Write the entries below again, precisely as they appear.

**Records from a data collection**
++++++++++

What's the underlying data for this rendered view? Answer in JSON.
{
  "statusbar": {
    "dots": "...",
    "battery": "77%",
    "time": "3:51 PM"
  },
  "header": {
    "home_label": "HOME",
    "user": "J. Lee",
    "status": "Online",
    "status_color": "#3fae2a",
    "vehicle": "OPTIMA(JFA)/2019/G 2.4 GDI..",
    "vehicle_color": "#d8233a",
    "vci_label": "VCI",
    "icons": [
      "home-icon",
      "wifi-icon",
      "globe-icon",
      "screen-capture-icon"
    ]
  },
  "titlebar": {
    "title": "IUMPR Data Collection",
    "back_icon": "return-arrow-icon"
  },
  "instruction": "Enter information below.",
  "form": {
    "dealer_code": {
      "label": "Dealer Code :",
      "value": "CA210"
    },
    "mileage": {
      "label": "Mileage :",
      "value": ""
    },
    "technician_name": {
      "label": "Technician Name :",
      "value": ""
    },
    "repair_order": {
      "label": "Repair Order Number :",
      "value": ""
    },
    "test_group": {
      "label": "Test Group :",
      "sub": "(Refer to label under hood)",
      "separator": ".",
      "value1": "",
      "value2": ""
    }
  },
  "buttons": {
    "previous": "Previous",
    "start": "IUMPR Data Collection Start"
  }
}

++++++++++

**EXERCISE OUTPUT**
What's the underlying data for this rendered view? Answer in JSON.
{
  "statusbar": {
    "dots": "...",
    "battery": "77%",
    "time": "3:51 PM"
  },
  "header": {
    "home_label": "HOME",
    "user": "J. Lee",
    "status": "Online",
    "status_color": "#3fae2a",
    "vehicle": "OPTIMA(JFA)/2019/G 2.4 GDI..",
    "vehicle_color": "#d8233a",
    "vci_label": "VCI",
    "icons": [
      "home-icon",
      "wifi-icon",
      "globe-icon",
      "screen-capture-icon"
    ]
  },
  "titlebar": {
    "title": "IUMPR Data Collection",
    "back_icon": "return-arrow-icon"
  },
  "instruction": "Enter information below.",
  "form": {
    "dealer_code": {
      "label": "Dealer Code :",
      "value": "CA210"
    },
    "mileage": {
      "label": "Mileage :",
      "value": ""
    },
    "technician_name": {
      "label": "Technician Name :",
      "value": ""
    },
    "repair_order": {
      "label": "Repair Order Number :",
      "value": ""
    },
    "test_group": {
      "label": "Test Group :",
      "sub": "(Refer to label under hood)",
      "separator": ".",
      "value1": "",
      "value2": ""
    }
  },
  "buttons": {
    "previous": "Previous",
    "start": "IUMPR Data Collection Start"
  }
}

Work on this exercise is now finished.